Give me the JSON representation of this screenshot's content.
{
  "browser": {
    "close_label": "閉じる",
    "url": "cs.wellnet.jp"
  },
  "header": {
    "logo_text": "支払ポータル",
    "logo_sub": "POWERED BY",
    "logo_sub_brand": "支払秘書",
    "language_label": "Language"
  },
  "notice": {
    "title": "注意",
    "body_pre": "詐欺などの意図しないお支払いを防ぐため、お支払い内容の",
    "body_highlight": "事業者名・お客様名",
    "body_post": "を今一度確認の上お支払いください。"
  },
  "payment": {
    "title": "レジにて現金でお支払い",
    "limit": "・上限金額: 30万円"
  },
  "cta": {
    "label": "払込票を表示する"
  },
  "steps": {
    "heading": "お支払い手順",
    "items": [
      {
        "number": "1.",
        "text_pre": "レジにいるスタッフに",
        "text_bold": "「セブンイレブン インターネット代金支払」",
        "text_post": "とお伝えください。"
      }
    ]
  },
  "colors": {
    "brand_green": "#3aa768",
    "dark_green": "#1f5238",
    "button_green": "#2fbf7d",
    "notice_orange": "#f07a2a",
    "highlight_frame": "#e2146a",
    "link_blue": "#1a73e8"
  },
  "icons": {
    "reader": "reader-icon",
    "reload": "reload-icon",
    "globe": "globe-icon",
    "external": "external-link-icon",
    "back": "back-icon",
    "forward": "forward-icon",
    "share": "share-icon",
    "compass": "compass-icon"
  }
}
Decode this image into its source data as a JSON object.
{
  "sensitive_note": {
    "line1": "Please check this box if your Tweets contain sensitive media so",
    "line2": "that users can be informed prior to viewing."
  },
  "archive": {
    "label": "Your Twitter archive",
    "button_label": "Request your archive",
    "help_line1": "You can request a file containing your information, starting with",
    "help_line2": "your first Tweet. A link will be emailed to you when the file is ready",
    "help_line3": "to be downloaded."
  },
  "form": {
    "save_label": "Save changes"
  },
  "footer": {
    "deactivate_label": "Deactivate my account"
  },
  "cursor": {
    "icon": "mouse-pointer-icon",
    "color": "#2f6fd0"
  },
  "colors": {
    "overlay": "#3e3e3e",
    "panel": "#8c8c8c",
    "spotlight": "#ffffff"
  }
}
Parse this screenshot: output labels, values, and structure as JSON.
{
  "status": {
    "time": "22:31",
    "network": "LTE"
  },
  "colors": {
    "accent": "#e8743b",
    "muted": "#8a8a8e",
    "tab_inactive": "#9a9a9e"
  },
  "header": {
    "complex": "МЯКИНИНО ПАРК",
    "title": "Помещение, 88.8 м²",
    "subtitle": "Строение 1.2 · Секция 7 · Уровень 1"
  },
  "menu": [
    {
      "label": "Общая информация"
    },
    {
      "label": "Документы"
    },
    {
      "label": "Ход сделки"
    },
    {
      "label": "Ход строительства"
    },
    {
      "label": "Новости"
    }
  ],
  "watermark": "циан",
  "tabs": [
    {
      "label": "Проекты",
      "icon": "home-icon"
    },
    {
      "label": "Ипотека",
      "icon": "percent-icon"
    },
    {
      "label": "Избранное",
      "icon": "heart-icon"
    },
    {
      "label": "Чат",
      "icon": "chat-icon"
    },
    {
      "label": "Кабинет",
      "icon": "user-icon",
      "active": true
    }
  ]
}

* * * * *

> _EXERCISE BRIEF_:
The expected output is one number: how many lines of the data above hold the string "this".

> _ANSWER FOR THE TASK_:
4